**WHAT IS BEING ASKED**
Wherever a line below holds the word "JSON", copy that line.
** Opening INPUT FOR THIS TASK block **
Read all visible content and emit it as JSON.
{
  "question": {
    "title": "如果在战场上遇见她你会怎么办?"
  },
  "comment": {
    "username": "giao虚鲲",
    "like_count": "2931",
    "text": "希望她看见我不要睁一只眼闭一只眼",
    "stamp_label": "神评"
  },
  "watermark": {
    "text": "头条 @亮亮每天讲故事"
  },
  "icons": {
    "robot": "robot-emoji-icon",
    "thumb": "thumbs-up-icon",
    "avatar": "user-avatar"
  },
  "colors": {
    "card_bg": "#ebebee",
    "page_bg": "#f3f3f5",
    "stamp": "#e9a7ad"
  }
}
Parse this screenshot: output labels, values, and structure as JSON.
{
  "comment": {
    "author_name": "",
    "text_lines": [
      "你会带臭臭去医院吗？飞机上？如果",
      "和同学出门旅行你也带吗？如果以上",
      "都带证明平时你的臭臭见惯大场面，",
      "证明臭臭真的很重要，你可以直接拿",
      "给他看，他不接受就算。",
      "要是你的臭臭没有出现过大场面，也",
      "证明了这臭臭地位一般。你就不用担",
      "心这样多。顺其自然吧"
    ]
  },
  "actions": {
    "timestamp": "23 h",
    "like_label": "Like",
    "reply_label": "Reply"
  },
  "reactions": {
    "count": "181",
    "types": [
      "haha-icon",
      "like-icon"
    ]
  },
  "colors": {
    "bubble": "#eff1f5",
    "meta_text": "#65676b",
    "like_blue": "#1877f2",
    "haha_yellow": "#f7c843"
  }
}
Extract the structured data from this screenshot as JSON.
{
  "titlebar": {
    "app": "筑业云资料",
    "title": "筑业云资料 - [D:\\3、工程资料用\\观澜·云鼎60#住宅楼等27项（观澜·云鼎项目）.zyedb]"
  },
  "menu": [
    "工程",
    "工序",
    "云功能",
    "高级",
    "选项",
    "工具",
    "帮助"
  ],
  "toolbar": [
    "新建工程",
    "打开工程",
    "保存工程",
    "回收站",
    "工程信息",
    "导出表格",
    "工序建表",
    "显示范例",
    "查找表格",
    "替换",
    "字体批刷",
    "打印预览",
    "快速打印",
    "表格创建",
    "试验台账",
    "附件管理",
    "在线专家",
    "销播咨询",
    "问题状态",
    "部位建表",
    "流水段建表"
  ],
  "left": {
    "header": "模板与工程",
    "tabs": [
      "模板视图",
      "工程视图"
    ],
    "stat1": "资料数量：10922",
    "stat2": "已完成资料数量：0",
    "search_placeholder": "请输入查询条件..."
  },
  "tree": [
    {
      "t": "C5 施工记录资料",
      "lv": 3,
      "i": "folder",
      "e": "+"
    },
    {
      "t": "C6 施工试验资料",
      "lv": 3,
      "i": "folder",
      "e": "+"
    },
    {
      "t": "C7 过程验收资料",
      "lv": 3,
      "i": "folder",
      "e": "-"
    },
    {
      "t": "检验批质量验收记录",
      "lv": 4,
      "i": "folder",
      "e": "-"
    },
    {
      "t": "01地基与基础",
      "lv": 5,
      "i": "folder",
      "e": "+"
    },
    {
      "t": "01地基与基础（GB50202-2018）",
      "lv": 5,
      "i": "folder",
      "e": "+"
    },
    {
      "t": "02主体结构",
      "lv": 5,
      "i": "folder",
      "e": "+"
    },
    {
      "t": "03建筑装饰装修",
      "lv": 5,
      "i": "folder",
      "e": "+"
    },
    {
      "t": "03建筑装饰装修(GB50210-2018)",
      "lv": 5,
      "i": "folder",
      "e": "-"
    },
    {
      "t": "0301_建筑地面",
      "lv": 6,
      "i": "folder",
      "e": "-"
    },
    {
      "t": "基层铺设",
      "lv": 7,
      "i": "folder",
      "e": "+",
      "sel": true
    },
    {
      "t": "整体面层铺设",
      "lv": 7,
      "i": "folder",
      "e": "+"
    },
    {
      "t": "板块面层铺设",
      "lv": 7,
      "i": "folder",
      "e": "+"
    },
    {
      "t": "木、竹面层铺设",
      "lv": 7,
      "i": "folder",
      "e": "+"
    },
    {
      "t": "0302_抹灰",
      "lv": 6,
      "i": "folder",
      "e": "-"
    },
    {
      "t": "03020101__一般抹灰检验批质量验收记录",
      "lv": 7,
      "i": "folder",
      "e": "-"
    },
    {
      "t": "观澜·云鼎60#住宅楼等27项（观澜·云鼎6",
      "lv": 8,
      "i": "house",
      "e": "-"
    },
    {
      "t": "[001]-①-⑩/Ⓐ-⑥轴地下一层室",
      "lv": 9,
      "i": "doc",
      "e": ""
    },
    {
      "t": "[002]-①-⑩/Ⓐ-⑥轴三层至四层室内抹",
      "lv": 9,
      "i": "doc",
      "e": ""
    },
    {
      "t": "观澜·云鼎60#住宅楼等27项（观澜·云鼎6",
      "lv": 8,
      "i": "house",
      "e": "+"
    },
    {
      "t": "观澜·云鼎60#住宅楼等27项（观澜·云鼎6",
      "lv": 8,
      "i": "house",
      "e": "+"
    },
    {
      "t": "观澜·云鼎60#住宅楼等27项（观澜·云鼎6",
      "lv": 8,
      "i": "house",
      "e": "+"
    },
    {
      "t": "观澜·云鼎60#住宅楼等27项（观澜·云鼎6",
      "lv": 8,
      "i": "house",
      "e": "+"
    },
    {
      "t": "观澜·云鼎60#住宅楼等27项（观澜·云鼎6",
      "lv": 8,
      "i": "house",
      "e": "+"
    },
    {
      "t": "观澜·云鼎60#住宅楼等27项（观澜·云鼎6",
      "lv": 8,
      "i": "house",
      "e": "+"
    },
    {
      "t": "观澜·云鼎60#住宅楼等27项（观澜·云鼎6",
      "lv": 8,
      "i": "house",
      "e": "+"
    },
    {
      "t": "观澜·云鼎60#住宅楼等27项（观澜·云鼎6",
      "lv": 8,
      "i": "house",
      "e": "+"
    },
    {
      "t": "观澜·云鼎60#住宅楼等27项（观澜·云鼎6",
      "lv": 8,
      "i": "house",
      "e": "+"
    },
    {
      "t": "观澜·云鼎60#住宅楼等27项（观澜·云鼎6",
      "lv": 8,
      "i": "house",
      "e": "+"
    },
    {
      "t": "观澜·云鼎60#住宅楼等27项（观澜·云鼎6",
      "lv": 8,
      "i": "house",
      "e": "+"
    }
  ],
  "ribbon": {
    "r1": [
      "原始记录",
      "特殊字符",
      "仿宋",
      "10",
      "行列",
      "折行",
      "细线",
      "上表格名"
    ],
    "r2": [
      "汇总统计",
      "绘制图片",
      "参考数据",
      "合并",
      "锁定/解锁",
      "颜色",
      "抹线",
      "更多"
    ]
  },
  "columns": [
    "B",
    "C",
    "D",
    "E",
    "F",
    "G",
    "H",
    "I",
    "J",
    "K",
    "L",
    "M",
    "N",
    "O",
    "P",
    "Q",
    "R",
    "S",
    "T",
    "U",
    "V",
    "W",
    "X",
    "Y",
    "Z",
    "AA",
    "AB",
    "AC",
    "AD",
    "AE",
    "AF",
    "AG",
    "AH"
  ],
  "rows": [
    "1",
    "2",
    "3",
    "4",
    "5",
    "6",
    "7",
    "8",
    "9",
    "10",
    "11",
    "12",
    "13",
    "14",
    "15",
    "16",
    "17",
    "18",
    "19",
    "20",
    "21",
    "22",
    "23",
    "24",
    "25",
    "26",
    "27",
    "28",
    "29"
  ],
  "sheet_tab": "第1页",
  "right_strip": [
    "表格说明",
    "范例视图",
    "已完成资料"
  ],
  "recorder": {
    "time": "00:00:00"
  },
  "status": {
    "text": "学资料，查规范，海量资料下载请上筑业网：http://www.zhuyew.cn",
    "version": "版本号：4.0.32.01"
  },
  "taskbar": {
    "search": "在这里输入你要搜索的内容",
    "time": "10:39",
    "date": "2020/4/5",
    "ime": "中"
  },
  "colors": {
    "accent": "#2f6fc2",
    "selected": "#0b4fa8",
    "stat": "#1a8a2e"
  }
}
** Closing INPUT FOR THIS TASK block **
**ANSWER TO THIS PROBLEM**
Read all visible content and emit it as JSON.
Parse this screenshot: output labels, values, and structure as JSON.
Extract the structured data from this screenshot as JSON.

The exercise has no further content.